  1. Hi, I’m planning ahead for this summer and am looking forward to getting back into canning after a few years. I used to heat up my jars directly in the water bath canner – is that a decent method? When you heat them in an oven, do you need to have them in a shallow water bath, or are they ok on their own? Our family goes through quite a lot of jam though haha, so I might make this more than once when it’s strawberry PYO season. Great way to take advantage of fresh produce!

  2. 2 stars
    I went with the weight instead of the amount of cups as suggested in an earlier comment and unfortunately it did not set at all. It was way more than 5 cups but I measured the weight exactly, followed the rest of the recipe to a T. Tasty, but unfortunate 🙁

    1. 3 stars
      Definitely remove the foam-it also impacts the texture if you leave it in.
      My berries weren’t very sweet so some will like it, some won’t. If I make it again I’ll definitely use riper berries.

  3. 5 stars
    This was the perfect recipe for me to find today. A kind friend went strawberry picking and brought us some of her bounty.
    Thank you, I now have five jars of tasty jam!

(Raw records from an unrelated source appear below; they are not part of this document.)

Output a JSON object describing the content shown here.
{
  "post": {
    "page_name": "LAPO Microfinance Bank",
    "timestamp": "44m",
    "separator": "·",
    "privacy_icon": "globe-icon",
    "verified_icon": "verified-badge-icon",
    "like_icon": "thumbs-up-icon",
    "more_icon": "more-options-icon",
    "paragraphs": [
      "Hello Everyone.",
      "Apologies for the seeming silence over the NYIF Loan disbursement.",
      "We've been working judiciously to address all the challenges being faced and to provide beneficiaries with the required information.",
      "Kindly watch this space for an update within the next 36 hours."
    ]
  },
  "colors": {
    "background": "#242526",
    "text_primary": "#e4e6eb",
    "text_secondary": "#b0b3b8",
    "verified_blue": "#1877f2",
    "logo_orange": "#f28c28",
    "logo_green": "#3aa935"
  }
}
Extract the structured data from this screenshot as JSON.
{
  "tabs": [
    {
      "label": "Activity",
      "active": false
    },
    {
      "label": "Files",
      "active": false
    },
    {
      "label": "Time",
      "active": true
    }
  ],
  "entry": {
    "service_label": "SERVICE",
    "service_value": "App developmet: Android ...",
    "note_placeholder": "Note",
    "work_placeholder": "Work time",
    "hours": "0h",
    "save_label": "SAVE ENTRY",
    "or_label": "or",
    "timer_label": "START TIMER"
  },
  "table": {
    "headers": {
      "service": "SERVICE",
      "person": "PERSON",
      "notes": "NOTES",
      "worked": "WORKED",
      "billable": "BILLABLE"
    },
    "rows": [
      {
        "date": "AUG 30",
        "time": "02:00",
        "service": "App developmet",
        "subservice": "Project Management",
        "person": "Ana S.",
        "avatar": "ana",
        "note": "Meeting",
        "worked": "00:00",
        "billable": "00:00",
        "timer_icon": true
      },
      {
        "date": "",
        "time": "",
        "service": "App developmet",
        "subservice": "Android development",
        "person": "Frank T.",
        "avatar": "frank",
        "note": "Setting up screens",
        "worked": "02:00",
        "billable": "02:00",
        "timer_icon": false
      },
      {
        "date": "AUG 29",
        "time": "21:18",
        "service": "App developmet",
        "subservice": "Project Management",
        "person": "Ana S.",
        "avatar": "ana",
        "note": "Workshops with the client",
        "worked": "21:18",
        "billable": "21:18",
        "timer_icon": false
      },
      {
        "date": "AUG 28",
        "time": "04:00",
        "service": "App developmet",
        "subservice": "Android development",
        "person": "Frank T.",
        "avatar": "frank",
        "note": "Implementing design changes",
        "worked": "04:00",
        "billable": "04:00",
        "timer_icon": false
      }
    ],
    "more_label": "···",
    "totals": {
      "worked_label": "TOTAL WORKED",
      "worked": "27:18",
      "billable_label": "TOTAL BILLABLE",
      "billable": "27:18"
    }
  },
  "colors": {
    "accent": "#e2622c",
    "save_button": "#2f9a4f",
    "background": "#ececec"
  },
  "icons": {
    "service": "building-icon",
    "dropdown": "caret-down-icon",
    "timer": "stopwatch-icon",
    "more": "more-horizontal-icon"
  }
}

  4. I think something is wrong with this recipe. It says 2.5 lbs approximately 3 cups of strawberries. I bought 2 lbs of strawberries and after hulling and halving, I have 4.5 cups.

  5. Quick question- my 2 1/2 pounds of strawberries is a lot more than 3 cups. Which should I go with? I know that accurate measuring of the fruit affects how the jam sets. Thanks for the recipe!